## Task item
In your copy of the records, include every word exactly and no pictures.

## Exercise data
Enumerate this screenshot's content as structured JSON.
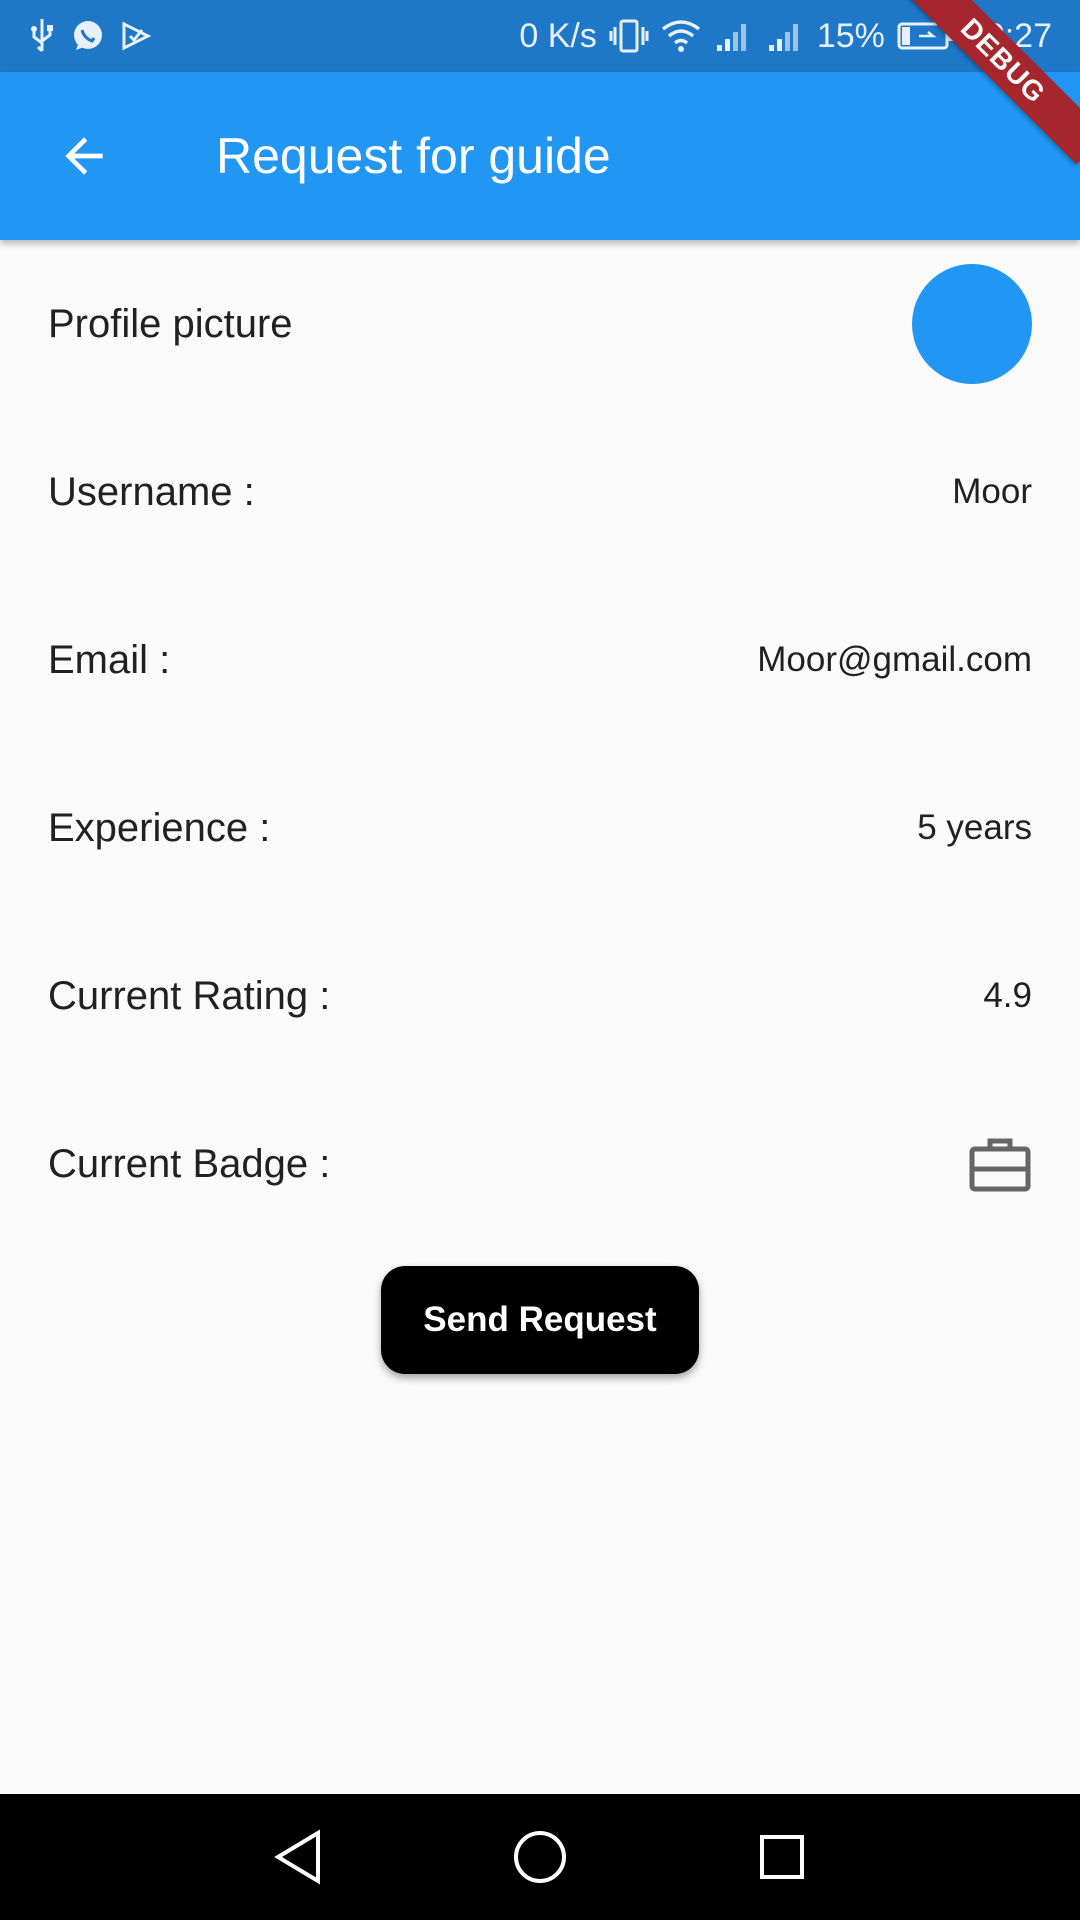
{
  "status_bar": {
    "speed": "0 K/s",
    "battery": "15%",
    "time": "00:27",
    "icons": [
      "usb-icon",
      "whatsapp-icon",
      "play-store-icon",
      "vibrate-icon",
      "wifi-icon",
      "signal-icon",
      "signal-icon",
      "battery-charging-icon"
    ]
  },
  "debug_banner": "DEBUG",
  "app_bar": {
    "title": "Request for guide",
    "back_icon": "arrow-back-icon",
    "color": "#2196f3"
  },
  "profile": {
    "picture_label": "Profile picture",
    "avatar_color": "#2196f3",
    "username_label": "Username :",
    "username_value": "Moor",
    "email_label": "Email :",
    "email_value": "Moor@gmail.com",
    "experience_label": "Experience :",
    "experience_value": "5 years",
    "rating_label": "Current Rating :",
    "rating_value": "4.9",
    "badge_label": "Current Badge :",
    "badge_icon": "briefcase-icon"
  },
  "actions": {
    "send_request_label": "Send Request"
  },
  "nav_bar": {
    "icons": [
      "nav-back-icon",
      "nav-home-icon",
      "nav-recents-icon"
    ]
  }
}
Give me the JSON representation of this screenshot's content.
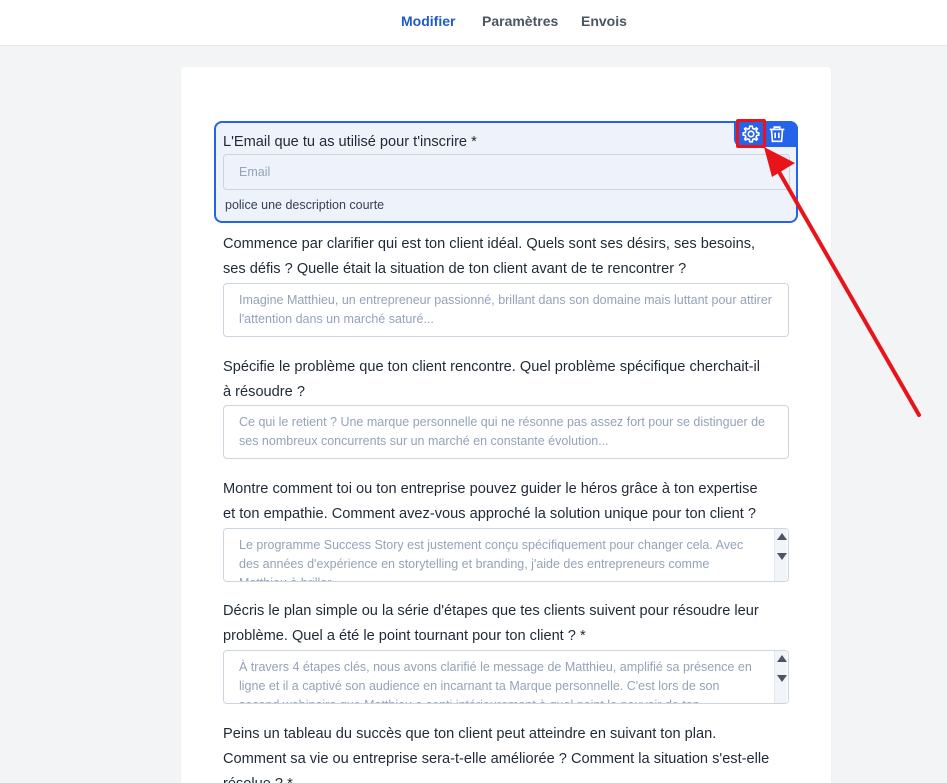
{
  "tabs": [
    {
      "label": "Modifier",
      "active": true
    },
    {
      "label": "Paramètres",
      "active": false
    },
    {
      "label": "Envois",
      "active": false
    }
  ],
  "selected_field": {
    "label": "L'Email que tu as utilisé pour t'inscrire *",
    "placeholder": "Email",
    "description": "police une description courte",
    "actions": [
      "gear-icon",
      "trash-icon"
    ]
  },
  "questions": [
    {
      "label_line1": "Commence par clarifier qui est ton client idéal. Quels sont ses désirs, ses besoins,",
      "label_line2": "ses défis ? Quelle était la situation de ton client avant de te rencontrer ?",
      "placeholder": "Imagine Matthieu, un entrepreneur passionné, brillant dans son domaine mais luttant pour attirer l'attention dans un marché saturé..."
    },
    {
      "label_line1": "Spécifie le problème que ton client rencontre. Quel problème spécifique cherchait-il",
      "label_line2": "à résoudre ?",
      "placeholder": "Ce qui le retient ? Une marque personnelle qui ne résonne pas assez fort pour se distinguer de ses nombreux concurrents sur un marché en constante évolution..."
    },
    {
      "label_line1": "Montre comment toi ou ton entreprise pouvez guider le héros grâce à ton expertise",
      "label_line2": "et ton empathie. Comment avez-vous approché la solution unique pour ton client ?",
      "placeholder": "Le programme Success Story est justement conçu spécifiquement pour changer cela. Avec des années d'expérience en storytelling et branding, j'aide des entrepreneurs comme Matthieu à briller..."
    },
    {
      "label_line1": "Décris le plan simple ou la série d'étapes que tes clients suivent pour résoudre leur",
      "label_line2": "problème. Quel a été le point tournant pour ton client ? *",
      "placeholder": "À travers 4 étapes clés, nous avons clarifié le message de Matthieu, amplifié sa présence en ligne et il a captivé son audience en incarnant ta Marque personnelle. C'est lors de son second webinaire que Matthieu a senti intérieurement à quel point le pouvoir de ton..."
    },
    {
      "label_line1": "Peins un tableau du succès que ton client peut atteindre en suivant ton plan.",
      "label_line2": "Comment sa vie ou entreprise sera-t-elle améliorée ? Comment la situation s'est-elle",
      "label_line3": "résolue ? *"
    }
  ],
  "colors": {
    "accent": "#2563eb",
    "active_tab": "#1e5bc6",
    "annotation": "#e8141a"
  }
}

## Answer section
Enumerate this screenshot's content as structured JSON.
{
  "status_bar": {
    "speed": "0 K/s",
    "battery": "15%",
    "time": "00:27",
    "icons": [
      "usb-icon",
      "whatsapp-icon",
      "play-store-icon",
      "vibrate-icon",
      "wifi-icon",
      "signal-icon",
      "signal-icon",
      "battery-charging-icon"
    ]
  },
  "debug_banner": "DEBUG",
  "app_bar": {
    "title": "Request for guide",
    "back_icon": "arrow-back-icon",
    "color": "#2196f3"
  },
  "profile": {
    "picture_label": "Profile picture",
    "avatar_color": "#2196f3",
    "username_label": "Username :",
    "username_value": "Moor",
    "email_label": "Email :",
    "email_value": "Moor@gmail.com",
    "experience_label": "Experience :",
    "experience_value": "5 years",
    "rating_label": "Current Rating :",
    "rating_value": "4.9",
    "badge_label": "Current Badge :",
    "badge_icon": "briefcase-icon"
  },
  "actions": {
    "send_request_label": "Send Request"
  },
  "nav_bar": {
    "icons": [
      "nav-back-icon",
      "nav-home-icon",
      "nav-recents-icon"
    ]
  }
}
Give me the JSON representation of this screenshot's content.
{
  "tabs": [
    {
      "label": "Modifier",
      "active": true
    },
    {
      "label": "Paramètres",
      "active": false
    },
    {
      "label": "Envois",
      "active": false
    }
  ],
  "selected_field": {
    "label": "L'Email que tu as utilisé pour t'inscrire *",
    "placeholder": "Email",
    "description": "police une description courte",
    "actions": [
      "gear-icon",
      "trash-icon"
    ]
  },
  "questions": [
    {
      "label_line1": "Commence par clarifier qui est ton client idéal. Quels sont ses désirs, ses besoins,",
      "label_line2": "ses défis ? Quelle était la situation de ton client avant de te rencontrer ?",
      "placeholder": "Imagine Matthieu, un entrepreneur passionné, brillant dans son domaine mais luttant pour attirer l'attention dans un marché saturé..."
    },
    {
      "label_line1": "Spécifie le problème que ton client rencontre. Quel problème spécifique cherchait-il",
      "label_line2": "à résoudre ?",
      "placeholder": "Ce qui le retient ? Une marque personnelle qui ne résonne pas assez fort pour se distinguer de ses nombreux concurrents sur un marché en constante évolution..."
    },
    {
      "label_line1": "Montre comment toi ou ton entreprise pouvez guider le héros grâce à ton expertise",
      "label_line2": "et ton empathie. Comment avez-vous approché la solution unique pour ton client ?",
      "placeholder": "Le programme Success Story est justement conçu spécifiquement pour changer cela. Avec des années d'expérience en storytelling et branding, j'aide des entrepreneurs comme Matthieu à briller..."
    },
    {
      "label_line1": "Décris le plan simple ou la série d'étapes que tes clients suivent pour résoudre leur",
      "label_line2": "problème. Quel a été le point tournant pour ton client ? *",
      "placeholder": "À travers 4 étapes clés, nous avons clarifié le message de Matthieu, amplifié sa présence en ligne et il a captivé son audience en incarnant ta Marque personnelle. C'est lors de son second webinaire que Matthieu a senti intérieurement à quel point le pouvoir de ton..."
    },
    {
      "label_line1": "Peins un tableau du succès que ton client peut atteindre en suivant ton plan.",
      "label_line2": "Comment sa vie ou entreprise sera-t-elle améliorée ? Comment la situation s'est-elle",
      "label_line3": "résolue ? *"
    }
  ],
  "colors": {
    "accent": "#2563eb",
    "active_tab": "#1e5bc6",
    "annotation": "#e8141a"
  }
}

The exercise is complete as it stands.